Source records:
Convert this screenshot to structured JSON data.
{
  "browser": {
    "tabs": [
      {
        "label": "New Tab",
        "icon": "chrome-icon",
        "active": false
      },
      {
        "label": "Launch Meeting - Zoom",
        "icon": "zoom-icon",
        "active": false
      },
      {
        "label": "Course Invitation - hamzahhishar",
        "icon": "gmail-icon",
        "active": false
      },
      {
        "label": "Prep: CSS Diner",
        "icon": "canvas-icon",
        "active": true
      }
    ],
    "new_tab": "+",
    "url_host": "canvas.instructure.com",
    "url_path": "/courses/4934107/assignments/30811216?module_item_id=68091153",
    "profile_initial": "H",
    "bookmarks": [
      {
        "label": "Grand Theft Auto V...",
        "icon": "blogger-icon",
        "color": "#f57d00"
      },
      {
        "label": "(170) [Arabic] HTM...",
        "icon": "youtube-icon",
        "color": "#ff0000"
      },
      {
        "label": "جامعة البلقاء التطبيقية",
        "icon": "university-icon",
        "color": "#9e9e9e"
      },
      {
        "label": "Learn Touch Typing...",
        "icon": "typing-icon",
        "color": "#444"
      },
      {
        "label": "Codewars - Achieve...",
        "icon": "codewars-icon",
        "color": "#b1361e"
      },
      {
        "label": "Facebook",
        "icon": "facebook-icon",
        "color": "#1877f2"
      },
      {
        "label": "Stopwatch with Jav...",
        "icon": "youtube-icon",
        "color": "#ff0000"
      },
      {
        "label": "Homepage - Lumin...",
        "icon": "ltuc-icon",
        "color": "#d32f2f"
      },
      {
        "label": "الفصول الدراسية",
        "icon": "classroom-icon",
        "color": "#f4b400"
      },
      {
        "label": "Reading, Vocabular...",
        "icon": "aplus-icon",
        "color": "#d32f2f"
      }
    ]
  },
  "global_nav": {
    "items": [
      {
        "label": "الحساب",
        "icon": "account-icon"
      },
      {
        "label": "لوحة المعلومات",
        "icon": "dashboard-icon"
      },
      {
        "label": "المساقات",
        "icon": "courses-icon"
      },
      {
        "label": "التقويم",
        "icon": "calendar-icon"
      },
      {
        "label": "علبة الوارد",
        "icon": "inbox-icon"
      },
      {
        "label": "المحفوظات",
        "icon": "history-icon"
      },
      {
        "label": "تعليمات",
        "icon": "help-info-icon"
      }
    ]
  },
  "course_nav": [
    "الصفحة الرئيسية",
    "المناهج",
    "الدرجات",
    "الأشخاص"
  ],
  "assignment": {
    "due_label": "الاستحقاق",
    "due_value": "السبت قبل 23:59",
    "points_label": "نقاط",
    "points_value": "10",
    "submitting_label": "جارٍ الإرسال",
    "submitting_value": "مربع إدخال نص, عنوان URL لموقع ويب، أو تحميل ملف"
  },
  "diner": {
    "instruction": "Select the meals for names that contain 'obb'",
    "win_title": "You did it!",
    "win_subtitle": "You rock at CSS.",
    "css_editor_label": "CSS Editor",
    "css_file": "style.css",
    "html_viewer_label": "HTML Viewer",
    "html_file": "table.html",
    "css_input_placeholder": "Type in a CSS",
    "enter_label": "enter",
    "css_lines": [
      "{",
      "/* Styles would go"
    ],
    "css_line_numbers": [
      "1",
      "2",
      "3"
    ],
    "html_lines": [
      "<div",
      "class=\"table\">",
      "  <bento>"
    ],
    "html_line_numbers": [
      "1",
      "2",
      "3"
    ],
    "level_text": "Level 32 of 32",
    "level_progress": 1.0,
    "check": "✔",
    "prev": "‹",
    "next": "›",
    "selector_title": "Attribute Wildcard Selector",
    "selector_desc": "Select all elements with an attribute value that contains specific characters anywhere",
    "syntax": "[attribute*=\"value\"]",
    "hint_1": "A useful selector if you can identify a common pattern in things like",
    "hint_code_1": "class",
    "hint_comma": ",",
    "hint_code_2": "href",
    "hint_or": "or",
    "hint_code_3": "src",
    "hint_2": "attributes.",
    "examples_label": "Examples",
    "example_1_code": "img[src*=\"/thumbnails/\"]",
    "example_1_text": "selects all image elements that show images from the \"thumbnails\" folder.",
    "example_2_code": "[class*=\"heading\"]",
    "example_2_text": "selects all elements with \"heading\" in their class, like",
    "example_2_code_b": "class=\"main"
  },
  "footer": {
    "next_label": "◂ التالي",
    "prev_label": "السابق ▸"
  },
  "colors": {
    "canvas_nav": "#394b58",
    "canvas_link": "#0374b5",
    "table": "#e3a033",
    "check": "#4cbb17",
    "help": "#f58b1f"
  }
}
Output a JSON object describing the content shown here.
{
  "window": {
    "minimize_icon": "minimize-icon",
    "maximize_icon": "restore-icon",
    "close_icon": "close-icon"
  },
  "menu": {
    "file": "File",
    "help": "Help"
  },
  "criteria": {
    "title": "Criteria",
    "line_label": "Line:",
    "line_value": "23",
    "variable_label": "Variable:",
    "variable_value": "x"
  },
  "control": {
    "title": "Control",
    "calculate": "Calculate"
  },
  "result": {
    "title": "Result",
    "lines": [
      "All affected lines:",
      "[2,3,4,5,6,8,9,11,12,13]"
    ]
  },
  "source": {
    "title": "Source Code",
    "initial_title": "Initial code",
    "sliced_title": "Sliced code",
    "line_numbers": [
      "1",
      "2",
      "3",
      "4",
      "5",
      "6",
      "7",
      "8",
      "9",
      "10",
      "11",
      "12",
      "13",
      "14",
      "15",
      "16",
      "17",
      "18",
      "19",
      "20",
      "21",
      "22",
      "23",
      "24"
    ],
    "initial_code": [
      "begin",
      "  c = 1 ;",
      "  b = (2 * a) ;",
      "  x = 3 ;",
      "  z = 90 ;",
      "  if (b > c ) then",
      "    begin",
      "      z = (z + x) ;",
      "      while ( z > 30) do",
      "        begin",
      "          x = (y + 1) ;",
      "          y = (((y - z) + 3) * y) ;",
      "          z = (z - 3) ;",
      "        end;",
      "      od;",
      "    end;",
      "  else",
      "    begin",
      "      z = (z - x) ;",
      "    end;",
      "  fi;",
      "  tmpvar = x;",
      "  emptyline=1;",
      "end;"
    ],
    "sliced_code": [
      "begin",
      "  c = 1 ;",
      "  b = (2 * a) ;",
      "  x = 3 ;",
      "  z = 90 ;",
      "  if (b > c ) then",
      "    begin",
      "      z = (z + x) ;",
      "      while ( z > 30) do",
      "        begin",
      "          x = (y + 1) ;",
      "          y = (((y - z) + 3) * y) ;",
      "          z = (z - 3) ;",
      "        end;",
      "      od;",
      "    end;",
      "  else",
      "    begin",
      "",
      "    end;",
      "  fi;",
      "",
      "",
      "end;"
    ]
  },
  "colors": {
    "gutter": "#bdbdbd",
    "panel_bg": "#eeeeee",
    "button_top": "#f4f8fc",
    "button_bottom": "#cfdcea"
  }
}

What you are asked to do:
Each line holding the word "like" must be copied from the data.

Response to this exercise:
    "hint_1": "A useful selector if you can identify a common pattern in things like",
    "example_2_text": "selects all elements with \"heading\" in their class, like",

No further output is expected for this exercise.